The final section of the book is “The Checklist.”  It is more than a checklist.
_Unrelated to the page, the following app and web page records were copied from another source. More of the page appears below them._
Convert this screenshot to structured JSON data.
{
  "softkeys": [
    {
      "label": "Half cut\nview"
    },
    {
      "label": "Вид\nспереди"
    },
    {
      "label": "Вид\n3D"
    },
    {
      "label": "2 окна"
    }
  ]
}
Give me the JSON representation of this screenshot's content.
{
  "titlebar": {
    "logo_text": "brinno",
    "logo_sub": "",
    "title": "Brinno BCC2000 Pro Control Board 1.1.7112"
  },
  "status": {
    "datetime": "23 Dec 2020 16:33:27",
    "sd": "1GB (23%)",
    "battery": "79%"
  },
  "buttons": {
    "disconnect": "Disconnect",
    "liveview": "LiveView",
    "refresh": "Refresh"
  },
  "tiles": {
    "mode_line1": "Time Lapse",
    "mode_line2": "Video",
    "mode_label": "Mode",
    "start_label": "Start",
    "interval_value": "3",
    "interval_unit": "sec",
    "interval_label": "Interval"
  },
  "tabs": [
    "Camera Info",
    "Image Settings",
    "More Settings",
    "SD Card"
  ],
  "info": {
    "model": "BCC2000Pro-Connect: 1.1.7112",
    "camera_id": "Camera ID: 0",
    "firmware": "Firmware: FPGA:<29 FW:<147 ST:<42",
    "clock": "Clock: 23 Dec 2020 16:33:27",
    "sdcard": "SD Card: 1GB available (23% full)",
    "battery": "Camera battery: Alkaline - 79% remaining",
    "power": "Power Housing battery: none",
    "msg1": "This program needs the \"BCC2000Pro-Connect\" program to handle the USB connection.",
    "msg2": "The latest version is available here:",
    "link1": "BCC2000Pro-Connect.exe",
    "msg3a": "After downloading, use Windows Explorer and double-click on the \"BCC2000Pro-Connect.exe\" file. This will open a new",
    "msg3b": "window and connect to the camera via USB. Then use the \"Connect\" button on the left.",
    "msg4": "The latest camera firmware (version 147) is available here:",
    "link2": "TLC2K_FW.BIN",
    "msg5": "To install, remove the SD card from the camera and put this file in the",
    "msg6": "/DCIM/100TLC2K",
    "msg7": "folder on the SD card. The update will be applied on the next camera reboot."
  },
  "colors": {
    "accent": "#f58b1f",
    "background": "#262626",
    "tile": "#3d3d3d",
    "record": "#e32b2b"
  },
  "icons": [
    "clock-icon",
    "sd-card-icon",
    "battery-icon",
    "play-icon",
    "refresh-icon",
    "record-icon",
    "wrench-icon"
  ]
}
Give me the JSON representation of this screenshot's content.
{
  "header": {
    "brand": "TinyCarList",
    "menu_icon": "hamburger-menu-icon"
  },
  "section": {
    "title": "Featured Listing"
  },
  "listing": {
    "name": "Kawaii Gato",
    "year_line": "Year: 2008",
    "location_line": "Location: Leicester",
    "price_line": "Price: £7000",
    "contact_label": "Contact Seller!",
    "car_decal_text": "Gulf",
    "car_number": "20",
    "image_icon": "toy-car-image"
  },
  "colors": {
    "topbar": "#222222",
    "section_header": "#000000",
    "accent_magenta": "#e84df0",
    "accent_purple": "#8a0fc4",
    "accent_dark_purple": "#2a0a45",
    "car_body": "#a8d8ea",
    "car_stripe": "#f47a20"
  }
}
It is also advice, summary and an index, with many bullet pointed items including a page reference that will make looking back for more detail extremely easy.

Go on a final, pre-marriage date with your partner. (p.143)

Overall, this is a handy reference guide full of advice from engagement to the wedding and beyond.  The size (3 1/2″ x 5 3/4″), as with all of these “should know” books from Quirk, is perfect for a pocket or purse, though you might prefer the option of an e-book on your smartphone.  If you are planning a wedding, or preparing to plan one someday, this would be a very helpful book to have (supplemented by your Pinterest boards, of course… see below for a recipe from a Pinterest board-inspired cookie reception).   It would also make a great gift (as do many of these books).

Anyone else feeling the urge to re-watch Seven Brides for Seven Brothers?  Oh, they say when you marry in June….

stuffeverybride_quirkFrom the back cover:

All the Stuff You Need to Plan the Perfect Day


  • How to Set a Budget
  • How to Select Your Attendants
  • How to Find the Dress
  • How to Make Your Guests Comfortable
  • How to Handle Showers and Parties

Plus tips on choosing your guests, picking your vendors, selecting the details, handling delicate situations and much, much more!

MICHELLE PARK LAZETTE is a writer and journalist in Cleveland, Ohio.  She is co-owner of Story of Your Life, a company that interviews for and designs front-page newspaper stories about engaged couples and their relationships.

Stuff Every Bride Should Know by Michelle Park Lazette | Quirk Books, December 2015 | hardback or e-book, 144 pgs

This review refers to a hardback copy I won from the publisher in a giveaway and includes only my honest opinion.  While reviews are encouraged, they are not required.  I resisted entering this particular giveaway on, but gave in because (a) it is from Quirk Books, (b) I’ve been to and been involved in more than a few weddings, but never read any kind of guide and (c) I might be a bride someday and this would be a great book to already have on hand.  As my grandmother and a sweet friend both keep telling me, it is possible after 50.  [Please note that I was farther away from 50 when they told me this, and have not made it there yet.  They meant well…]

Oh, wait, I promised a recipe!  Following is my recipe for Lavender Cookies.  This is a basic sugar cookie recipe that incorporates Lavender.  It has been extensively tested in my kitchen (I made 10 or so – I lost count – batches for my eldest niece’s wedding reception).   Be sure to buy lavender intended for cooking.  My favorite is Pepper Creek Farm’s French Blue Lavender (whole) that I purchased at TJ Maxx.   Previously, I bought small “bulk” packages from another store, until one package lent the cookies a soap-like quality, which is not exactly tasty…


Lavender Cookies

yield: approx. 30 cookies

  • 5/8 C of butter, softened
  • 3/4 C flour
  • 1 tsp baking powder
  • 1/4 tsp salt
  • 1/2C granulated sugar
  • 1 egg, beaten
  • 1 scant Tbsp dried lavender flowers

In one bowl, mix the flour, baking powder and salt.  In a second bowl, cream the butter and sugar together.  Stir the beaten egg into the creamed mixture.

Gently mix the lavender flowers and the dry ingredients from the first bowl into the creamed mixture.

Grease one or two cookie sheets with butter or a light oil.  Drop spoonfuls of the cookie dough onto them, leaving at least an inch between.  Press gently on the top of each, but do not flatten them (this is to encourage the mound of dough to spread, but not to spread it).

Bake for 15-20 minutes, or until the cookies are golden.  Cool on a rack.

As this is a basic recipe, it can easily be used with flavorings other than lavender.  Suggested flavorings (quantities to taste) are lemon, orange, almond or cinnamon.